In order to provide liquidity to the marketplace, the Federal Housing Administration has agreed to a six-month suspension of certain rules regarding the insurance of multifamily mortgages.
In a Feb. 6 letter to lenders, FHA Commissioner Brian D. Montgomery provided waiver authority of the Section 223(f) eligibility restriction to properties that have been completed or substantially rehabilitated for less than three years prior to the date of application. Prior to the issuance, the FHA?a part of the U.S. Department of Housing and Urban Development (HUD)?would not insure a loan for the purchase or refinance of a multifamily property built or significantly rehabbed within the past three years.
"The Department is responding to the fact that there are a number of recently constructed or rehabilitated properties in the marketplace which are fully operating and self-sustaining but are now unable to secure permanent long-term financing due to the freeze in the capital markets," said an FHA spokesperson, who requested anonymity.
Suspensions of 223(f) requirements were also issued in 1974 to ease credit constraints and provide market liquidity. Those changes were implemented to address liquidity shortages prevailing in multifamily real estate financing that prevented otherwise sound projects from obtaining permanent financing. "The existing capital market credit freeze is similarly constraining the availability of permanent financing today," the FHA spokesperson said. "The current waiver authority provides relief similar to that provided in 1974, which made available long-term debt to ensure the viability of needed, successfully operating rental housing."
Still, some finance pundits see the current rule suspension as somewhat restrictive as it requires borrowers to have been issued a certificate of occupancy (CO) dated no later than July 31, 2008. "While it will undoubtedly help some borrowers, it feels pretty limited in both time duration and in terms of the certificate requirement" says John Nolde, an attorney specializing in low-income housing tax credits and tax-exempt bonds financing for the real estate practice group of Minneapolis-based law firm Winthrop and Weinstine. "That's a very narrow sweet spot.

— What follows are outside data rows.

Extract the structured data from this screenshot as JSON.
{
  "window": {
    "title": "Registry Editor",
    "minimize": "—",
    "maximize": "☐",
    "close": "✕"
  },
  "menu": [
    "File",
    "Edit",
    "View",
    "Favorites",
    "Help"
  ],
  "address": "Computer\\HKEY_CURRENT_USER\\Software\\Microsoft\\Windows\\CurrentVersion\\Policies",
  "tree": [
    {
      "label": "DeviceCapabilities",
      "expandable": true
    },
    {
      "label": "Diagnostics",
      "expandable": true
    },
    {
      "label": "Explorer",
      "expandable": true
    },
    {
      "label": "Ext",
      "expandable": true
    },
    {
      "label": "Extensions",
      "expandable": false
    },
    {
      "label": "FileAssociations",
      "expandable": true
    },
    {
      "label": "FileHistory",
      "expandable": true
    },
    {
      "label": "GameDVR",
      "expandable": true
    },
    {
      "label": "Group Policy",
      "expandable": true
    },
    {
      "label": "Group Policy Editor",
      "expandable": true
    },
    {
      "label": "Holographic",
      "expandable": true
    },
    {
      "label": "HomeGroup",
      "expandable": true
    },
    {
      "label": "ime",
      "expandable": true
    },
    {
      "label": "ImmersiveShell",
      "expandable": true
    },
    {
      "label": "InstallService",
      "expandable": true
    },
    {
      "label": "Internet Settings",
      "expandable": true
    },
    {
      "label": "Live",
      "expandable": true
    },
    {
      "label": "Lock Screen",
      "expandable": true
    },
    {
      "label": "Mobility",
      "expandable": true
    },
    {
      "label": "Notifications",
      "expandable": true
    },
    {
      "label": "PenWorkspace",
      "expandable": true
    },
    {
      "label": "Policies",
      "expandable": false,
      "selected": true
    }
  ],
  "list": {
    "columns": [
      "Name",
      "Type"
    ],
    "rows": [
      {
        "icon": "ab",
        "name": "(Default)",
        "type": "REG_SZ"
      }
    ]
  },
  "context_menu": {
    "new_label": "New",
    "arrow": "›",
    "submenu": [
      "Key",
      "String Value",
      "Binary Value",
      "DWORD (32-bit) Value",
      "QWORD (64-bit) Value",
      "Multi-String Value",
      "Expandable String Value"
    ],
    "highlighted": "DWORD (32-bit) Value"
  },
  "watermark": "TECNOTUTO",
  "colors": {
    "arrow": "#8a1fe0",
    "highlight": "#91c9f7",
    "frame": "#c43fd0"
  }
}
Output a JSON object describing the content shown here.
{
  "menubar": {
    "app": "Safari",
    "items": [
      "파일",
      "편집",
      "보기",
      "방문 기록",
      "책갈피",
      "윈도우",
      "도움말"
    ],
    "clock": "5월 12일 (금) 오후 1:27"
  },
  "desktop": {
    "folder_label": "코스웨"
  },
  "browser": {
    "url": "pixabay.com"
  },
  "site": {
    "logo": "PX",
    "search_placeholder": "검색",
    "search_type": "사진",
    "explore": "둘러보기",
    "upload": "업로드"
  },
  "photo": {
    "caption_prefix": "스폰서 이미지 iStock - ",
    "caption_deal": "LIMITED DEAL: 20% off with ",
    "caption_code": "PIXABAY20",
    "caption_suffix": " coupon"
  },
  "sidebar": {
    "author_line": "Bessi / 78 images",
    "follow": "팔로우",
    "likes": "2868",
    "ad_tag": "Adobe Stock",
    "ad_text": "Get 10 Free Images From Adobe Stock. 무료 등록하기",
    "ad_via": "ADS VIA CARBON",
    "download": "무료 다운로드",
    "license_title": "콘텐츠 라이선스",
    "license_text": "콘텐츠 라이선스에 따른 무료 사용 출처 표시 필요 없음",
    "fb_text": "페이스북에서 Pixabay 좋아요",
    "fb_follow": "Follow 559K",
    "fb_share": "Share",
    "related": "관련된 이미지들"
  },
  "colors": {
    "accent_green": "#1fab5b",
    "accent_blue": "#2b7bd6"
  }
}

If they put the CO at Dec. 31, 2008, or extend the suspension for 12 months, or made it permanent, I think you would have a lot of people lining up."
The FHA hasn't necessarily ruled out any of those possibilities. In his letter, Montgomery recognized the more restrictive nature of the suspension and noted that HUD will evaluate the effectiveness of the waiver authority based upon the applications FHA receives and may elect to extend the program based upon that evaluation.